Deputy Charles Parkinson was speaking at the Institute of Directors' monthly lunch last Friday, explaining the new strategy, and went into detail about some of the projects that Guernsey could see take place.
From harnessing tidal power, to reclaiming Belle Greve or more of North Beach, he also explained his plans for how these ideas would be filtered out and then delivered when decided upon.
Prioritising the Seafront Enhancement work was one of 20 action ideas produced in the new plan. While Deputy Parkinson said these were not targeted for 2020, but rather more long term plans.
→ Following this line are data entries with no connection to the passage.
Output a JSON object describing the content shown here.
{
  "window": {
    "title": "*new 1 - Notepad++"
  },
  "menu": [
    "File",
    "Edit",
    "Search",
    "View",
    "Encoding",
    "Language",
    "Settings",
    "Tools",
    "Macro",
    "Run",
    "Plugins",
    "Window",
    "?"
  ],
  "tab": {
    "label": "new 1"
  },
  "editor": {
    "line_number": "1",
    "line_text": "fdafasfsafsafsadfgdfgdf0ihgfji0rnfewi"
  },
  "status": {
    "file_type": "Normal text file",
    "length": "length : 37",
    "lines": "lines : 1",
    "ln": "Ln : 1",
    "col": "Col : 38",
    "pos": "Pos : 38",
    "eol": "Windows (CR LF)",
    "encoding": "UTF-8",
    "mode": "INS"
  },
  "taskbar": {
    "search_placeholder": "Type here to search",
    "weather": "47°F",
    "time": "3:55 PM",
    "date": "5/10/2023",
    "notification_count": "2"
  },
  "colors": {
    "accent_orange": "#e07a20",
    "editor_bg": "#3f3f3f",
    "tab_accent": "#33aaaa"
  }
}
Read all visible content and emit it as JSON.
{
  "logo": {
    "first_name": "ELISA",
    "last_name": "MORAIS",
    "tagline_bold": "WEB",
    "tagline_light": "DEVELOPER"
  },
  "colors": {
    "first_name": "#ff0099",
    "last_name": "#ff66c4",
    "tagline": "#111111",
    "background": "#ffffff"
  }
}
"There are huge opportunities on our eastern sea board - the jewel in our crown - that we could really do more with," he said. "Belle Greve is going to be one of the centre points of any work, I think we need to test public opinion to ascertain to what extent they would support development there.
"Then there are also possibilities for the future of North Beach, if we could get the freight off of there it would open up a lot of room for work. We could sink it a level, for example."
One current issue Deputy Parkinson said was attached to the issue was that of a deepwater berth. The States have been looking into options for bringing oil into the island since its purchase of a tanker, but has yet to settle on any one idea.
Pictured: The Longue Hougue Waste Transfer Station is currently under construction to the north of Belle Greve, near where Deputy Parkinson spoke about the potential for a deepwater berth.
Again while discussing ideas, he spoke about the potential to have a deepwater berth installed to the north of Belle Greve, around the Longue Hogue, which would move industry out of St Peter Port.
"With that we could then build around the marina - the options would be endless," he said.
"I am hoping there would be some general consensus on what should be done, and I think that conversation with the public needs to be had. It should generate an enormous amount of interest either way."
One question raised by a member of the IoD was how this scale of project would be delivered before the end of the States term in 2020, when theoretically the entire process could start again.
Deputy Parkinson said it would have to be a matter of a collaborative approach: "There are less than 20 people in Economic Development who are working on policy development, so we are not going to make progress without having the community's input.
"Ideally we would develop a vehicle to work between the public and private sectors to work on something like this, and outside of a committee and States terms, to allow it to take the time it needs but keep the ball rolling."